* **YOUR OBJECTIVE**:
From the listing below, copy out every line where the word "افلیج" appears.

* **DATA TO PROCESS**:
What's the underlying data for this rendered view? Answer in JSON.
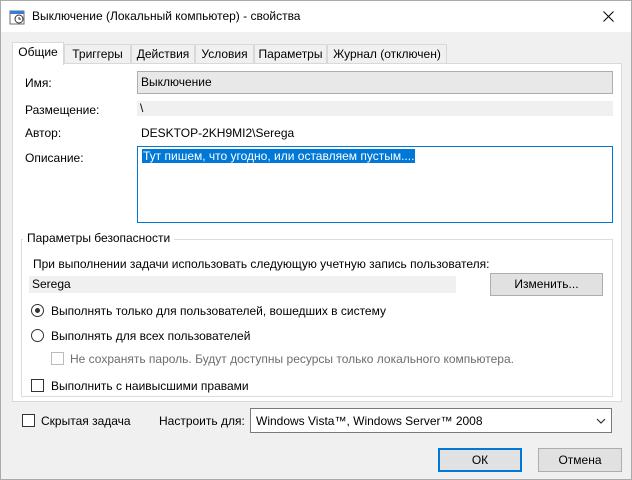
{
  "window": {
    "title": "Выключение (Локальный компьютер) - свойства"
  },
  "tabs": [
    {
      "label": "Общие",
      "active": true
    },
    {
      "label": "Триггеры",
      "active": false
    },
    {
      "label": "Действия",
      "active": false
    },
    {
      "label": "Условия",
      "active": false
    },
    {
      "label": "Параметры",
      "active": false
    },
    {
      "label": "Журнал (отключен)",
      "active": false
    }
  ],
  "general": {
    "name_label": "Имя:",
    "name_value": "Выключение",
    "location_label": "Размещение:",
    "location_value": "\\",
    "author_label": "Автор:",
    "author_value": "DESKTOP-2KH9MI2\\Serega",
    "description_label": "Описание:",
    "description_value": "Тут пишем, что угодно, или оставляем  пустым...."
  },
  "security": {
    "legend": "Параметры безопасности",
    "account_prompt": "При выполнении задачи использовать следующую учетную запись пользователя:",
    "account_value": "Serega",
    "change_button": "Изменить...",
    "radio_logged_on": "Выполнять только для пользователей, вошедших в систему",
    "radio_all_users": "Выполнять для всех пользователей",
    "no_store_password": "Не сохранять пароль. Будут доступны ресурсы только локального компьютера.",
    "highest_privileges": "Выполнить с наивысшими правами"
  },
  "bottom": {
    "hidden_task": "Скрытая задача",
    "configure_label": "Настроить для:",
    "configure_value": "Windows Vista™, Windows Server™ 2008"
  },
  "buttons": {
    "ok": "ОК",
    "cancel": "Отмена"
  },
  "colors": {
    "accent": "#0078d7",
    "window_bg": "#f0f0f0",
    "button_bg": "#e1e1e1"
  }
}
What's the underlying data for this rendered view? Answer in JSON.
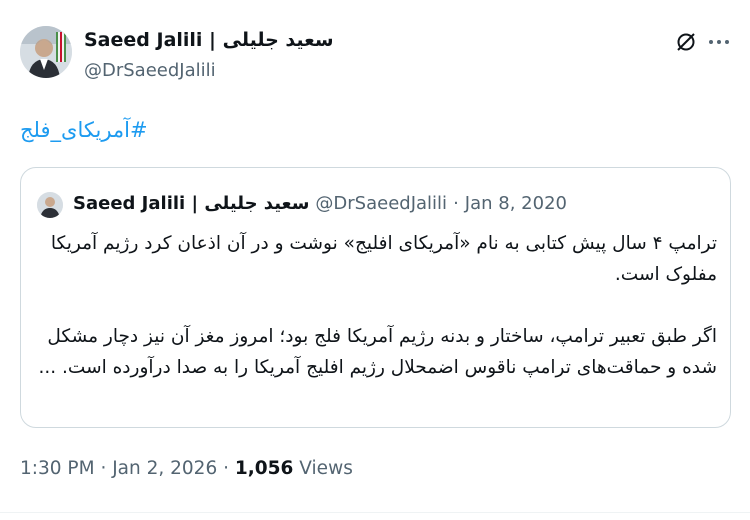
{
  "author": {
    "display_name": "Saeed Jalili | سعید جلیلی",
    "handle": "@DrSaeedJalili",
    "avatar_icon": "profile-photo"
  },
  "tweet": {
    "hashtag": "#آمریکای_فلج"
  },
  "quote": {
    "display_name": "Saeed Jalili | سعید جلیلی",
    "handle": "@DrSaeedJalili",
    "date": "Jan 8, 2020",
    "paragraphs": [
      "ترامپ ۴ سال پیش کتابی به نام «آمریکای افلیج» نوشت و در آن اذعان کرد رژیم آمریکا مفلوک است.",
      "اگر طبق تعبیر ترامپ، ساختار و بدنه رژیم آمریکا فلج بود؛ امروز مغز آن نیز دچار مشکل شده و حماقت‌های ترامپ ناقوس اضمحلال رژیم افلیج آمریکا را به صدا درآورده است. ..."
    ]
  },
  "footer": {
    "time": "1:30 PM",
    "date": "Jan 2, 2026",
    "views_count": "1,056",
    "views_label": "Views"
  },
  "colors": {
    "link": "#1d9bf0",
    "secondary_text": "#536471",
    "primary_text": "#0f1419",
    "border": "#cfd9de"
  },
  "icons": [
    "grok-icon",
    "more-options-icon"
  ]
}
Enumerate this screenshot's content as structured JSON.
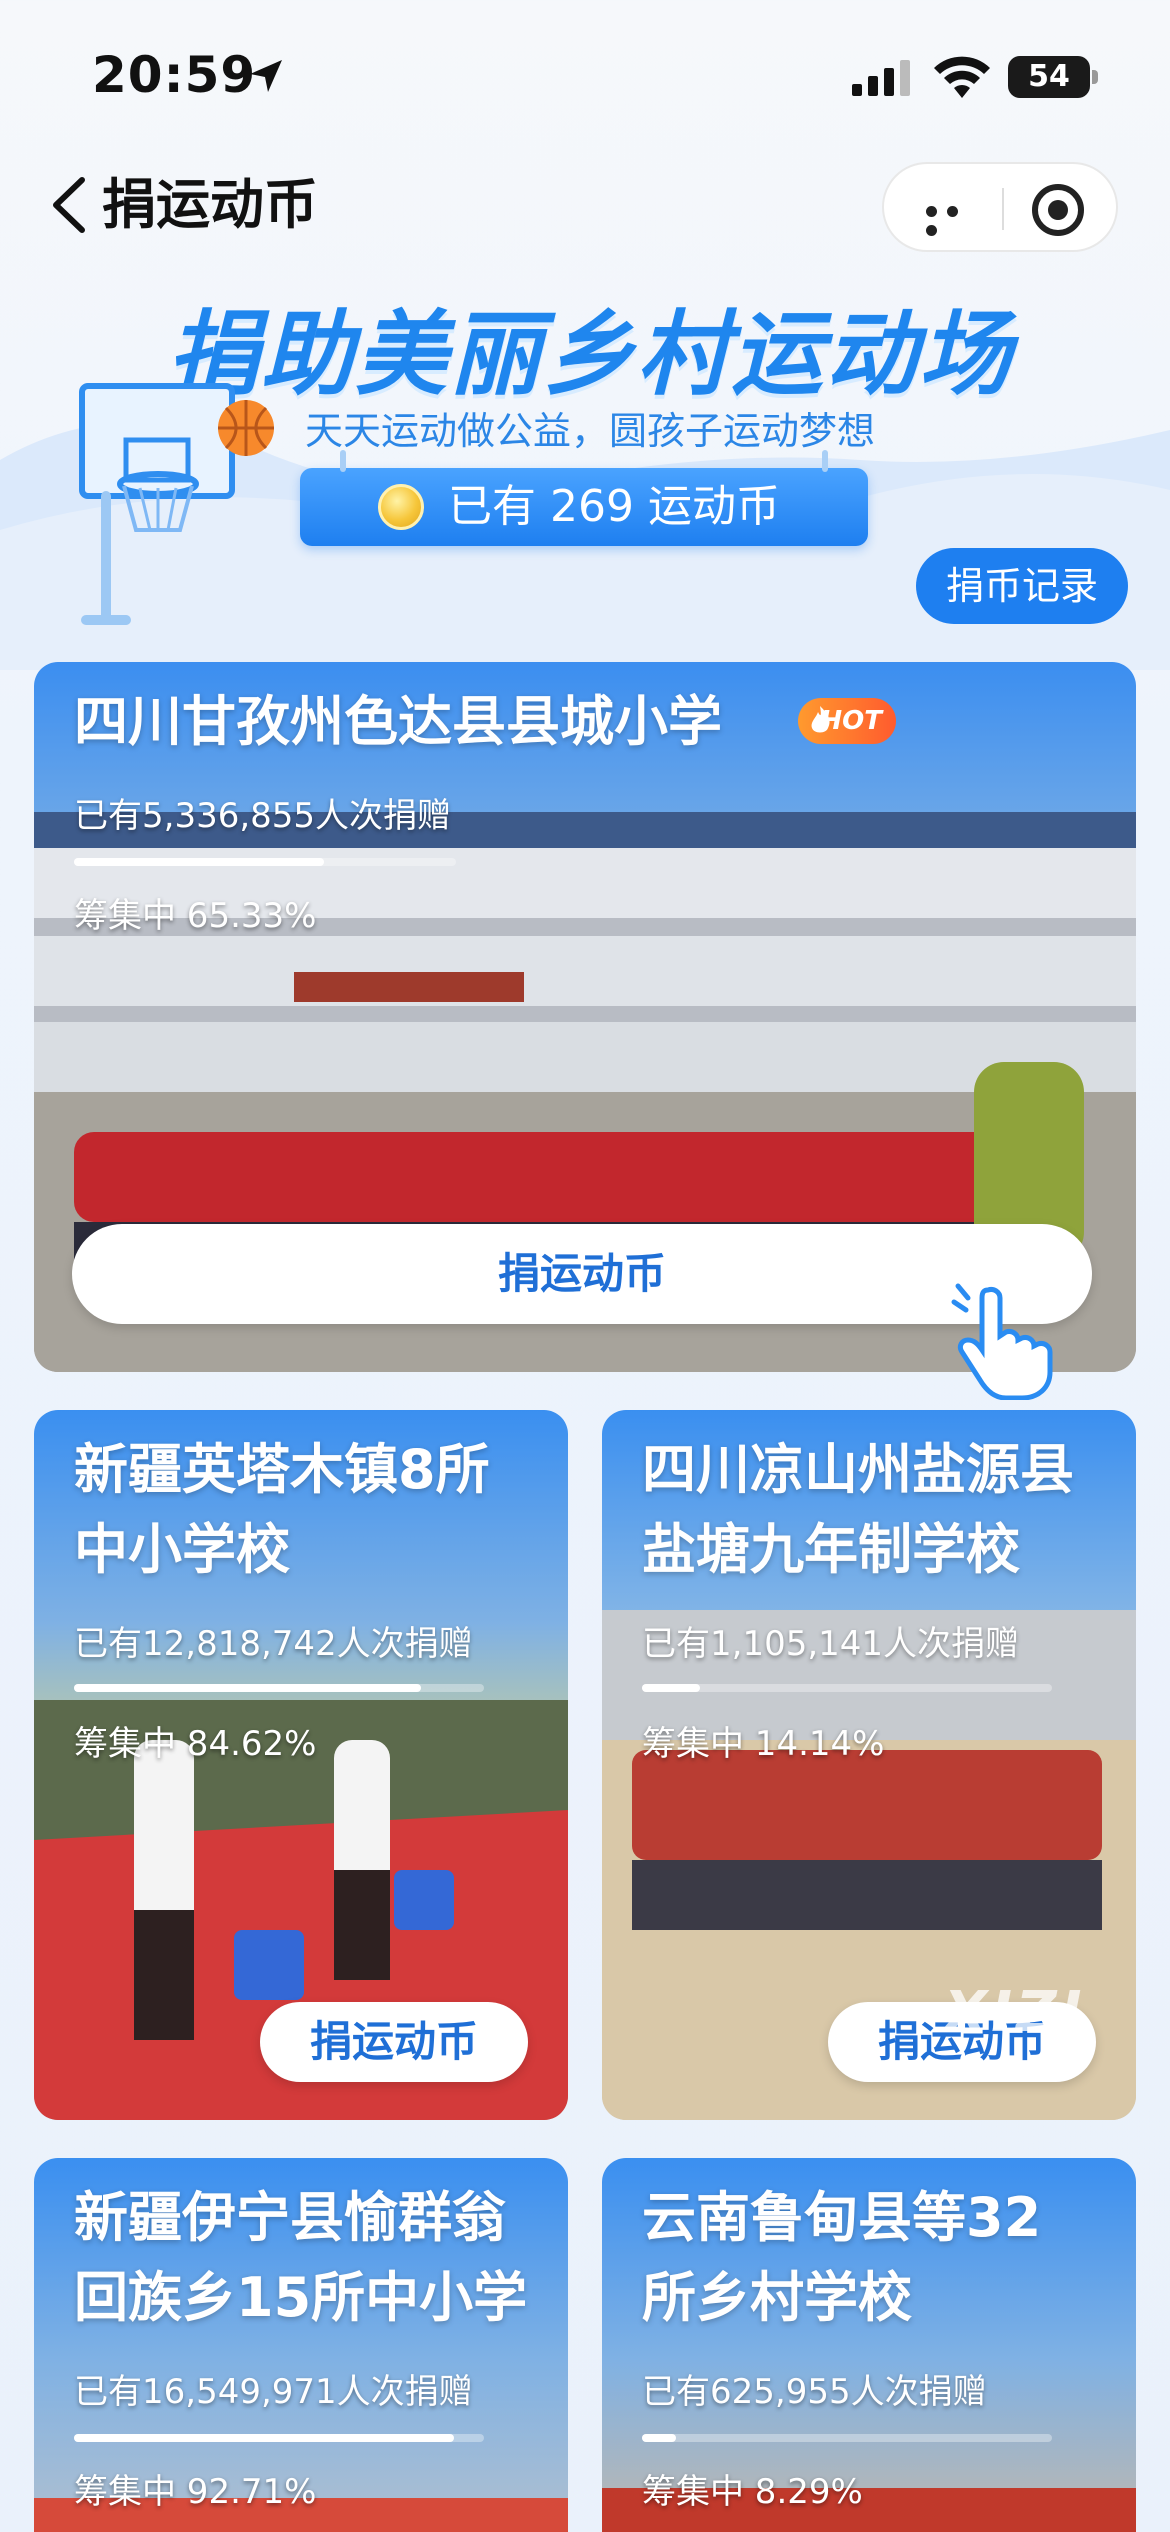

* **TASK ANSWER**:
      "ترامپ ۴ سال پیش کتابی به نام «آمریکای افلیج» نوشت و در آن اذعان کرد رژیم آمریکا مفلوک است.",
      "اگر طبق تعبیر ترامپ، ساختار و بدنه رژیم آمریکا فلج بود؛ امروز مغز آن نیز دچار مشکل شده و حماقت‌های ترامپ ناقوس اضمحلال رژیم افلیج آمریکا را به صدا درآورده است. ..."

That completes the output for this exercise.